Capitol Update: Hope Looms for Our Political System
Apartment Industry Colleagues,
I have a secret. As a tolerant reader of this column, I consider you part of the circle of trust, so Ill take the leap and share. Here goes Im beginning to think there may be hope for our political system.
As you recover from your shock at such statements of folly, you will recall the many times in my monthly missive where I have lamented the sorry state of affairs in the halls of Congress. Ive used up paragraphs crabbing about the new normal of partisan dysfunction, petty squabbling and seeming inability of our political representatives in Washington to address the growing list of problems facing the country. However, recently a dinner conversation with two members of Congress one Republican and one Democrat opened a sliver of light into this seemingly impenetrable void. It was refreshing and reminded me that all is not lost.
These two Representatives occupy the middle of their parties ideological spectrum. Such brave souls are increasingly squeezed out by the political base of both parties in favor of more extreme, exotic candidates, but these two individuals manage to hold the middle ground. They proudly and publically search for common cause with the other side and promote common sense, bipartisan solutions to actual important issues. They leave the red meat, doctrinaire crusades to the extremists. Both will speak frankly about the weaknesses in the party apparatus that enable bad behavior by some and pull no punches when leadership gives in to partisan pressure. Bipartisanship is not a talking point to them, it is a guiding principle that is evidenced in the bills they co-sponsor and the votes they take.
And the reason this gives me hope is that it actually might be having an effect. Case in point is legislation passed earlier this year to fix the standard by which doctors are paid for Medicare patients. As I have reported previously in this column, this was no small thing as a permanent solution eluded Congress for more than a decade. Many seniors lived in constant fear that at any time they would lose access to their doctors. Then, this past April, House Speaker John Boehner (R-Ohio) and House Minority Leader Nancy Pelosi (D-Calif.) stood tall against the most conservative and liberal voices within their respective caucuses to pass the doc fix. There were plenty of opportunities for either one of the leaders to fold under pressure but they chose instead to follow a compromise strategy. Moderate, pragmatic members of the House helped make this possible.
Now I always say that any smart advocacy group does not discriminate among elected leaders and works with whoever supports their cause and gets the job done. That means knuckle-dragging conservatives or screaming liberals. As Bob Sugar says in Jerry McGuire, its not show friends, its show business. We will always support our allies wherever they may live on the political spectrum. However, when the challenges for our industry and the nation are so great, the outcomes so important and time to act so short, we should also strongly support those members of Congress who are constructive players in the process. They understand that it takes collaboration and compromise to succeed and that its worth it to do so.

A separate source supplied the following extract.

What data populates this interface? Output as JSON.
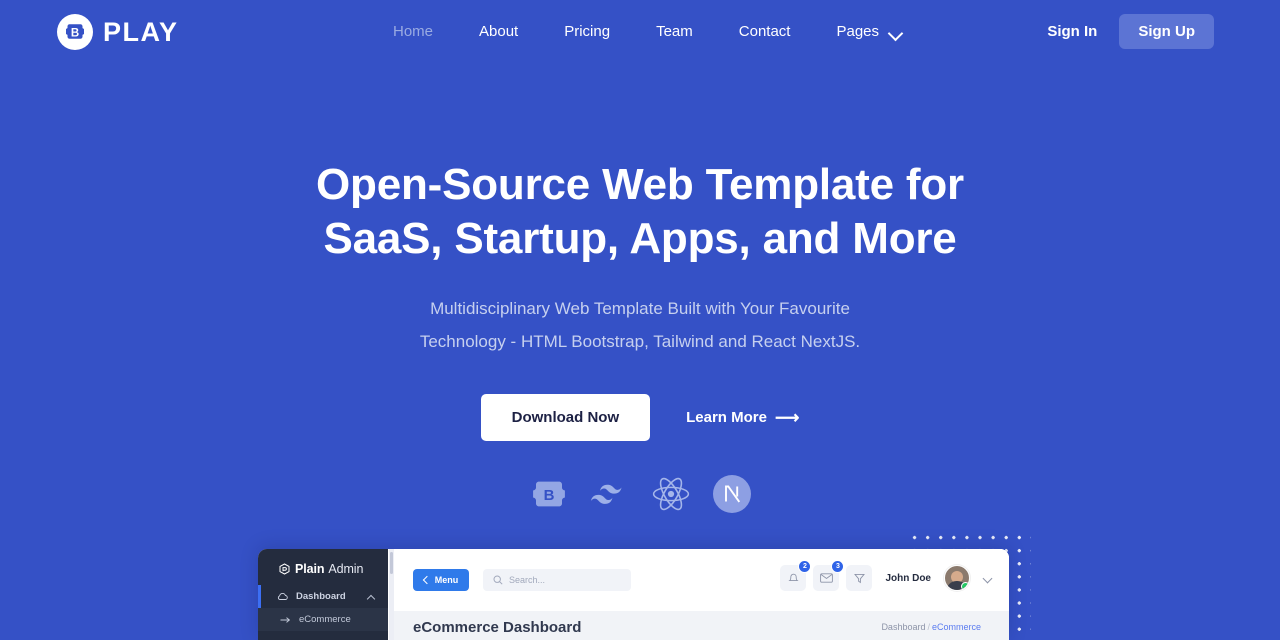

What is also exciting about these two members of Congress is that they keep getting re-elected! Sure, they have large blocs of constituents on the far right and far left, but those voices are drowned out by the voters who appreciate a focus on getting things done, a lack of craziness and a willingness to work with those of different opinions. Imagine if other, like-minded voters made themselves heard at the ballot box in other districts and states. Hope springs eternal.
If this column echoes your beliefs, I encourage you to take advantage of Congresss summer recesses to meet with your members of Congress at home. Tell them apartments matter and why we need elected officials in Washington who want to work together to seek solutions to issues impacting our industry. You can learn more on the NAA website.
As always, thanks for reading. Talk with you next month.